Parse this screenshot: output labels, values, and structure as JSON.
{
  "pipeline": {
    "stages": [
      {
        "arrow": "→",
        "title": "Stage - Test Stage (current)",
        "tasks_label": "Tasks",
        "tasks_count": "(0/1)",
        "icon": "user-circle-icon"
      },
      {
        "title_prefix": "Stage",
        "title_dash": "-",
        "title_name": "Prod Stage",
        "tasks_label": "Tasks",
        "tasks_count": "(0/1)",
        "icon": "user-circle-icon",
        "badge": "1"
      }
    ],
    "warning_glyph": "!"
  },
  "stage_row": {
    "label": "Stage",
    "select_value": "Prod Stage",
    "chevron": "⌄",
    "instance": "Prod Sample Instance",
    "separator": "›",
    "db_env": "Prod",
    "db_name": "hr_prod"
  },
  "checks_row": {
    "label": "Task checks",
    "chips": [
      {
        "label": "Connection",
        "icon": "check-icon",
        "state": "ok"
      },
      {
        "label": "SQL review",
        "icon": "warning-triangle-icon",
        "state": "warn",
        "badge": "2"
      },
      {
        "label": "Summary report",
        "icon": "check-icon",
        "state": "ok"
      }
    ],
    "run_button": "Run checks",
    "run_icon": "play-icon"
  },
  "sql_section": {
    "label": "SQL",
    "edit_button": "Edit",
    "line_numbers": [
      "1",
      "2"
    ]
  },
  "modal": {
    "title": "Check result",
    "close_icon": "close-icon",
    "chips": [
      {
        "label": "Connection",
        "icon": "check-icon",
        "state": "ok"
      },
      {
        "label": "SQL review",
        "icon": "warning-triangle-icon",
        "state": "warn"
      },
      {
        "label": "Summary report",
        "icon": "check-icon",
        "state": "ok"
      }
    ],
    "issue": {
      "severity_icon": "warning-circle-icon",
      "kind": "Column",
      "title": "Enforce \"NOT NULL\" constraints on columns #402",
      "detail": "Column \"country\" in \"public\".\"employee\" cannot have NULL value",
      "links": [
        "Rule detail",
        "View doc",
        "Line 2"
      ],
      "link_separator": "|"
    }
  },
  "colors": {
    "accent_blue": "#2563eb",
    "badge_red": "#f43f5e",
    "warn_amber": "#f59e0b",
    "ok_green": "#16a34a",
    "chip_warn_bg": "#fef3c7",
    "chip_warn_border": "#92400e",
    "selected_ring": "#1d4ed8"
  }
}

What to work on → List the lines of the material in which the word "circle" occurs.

Result below →
        "icon": "user-circle-icon"
        "icon": "user-circle-icon",
      "severity_icon": "warning-circle-icon",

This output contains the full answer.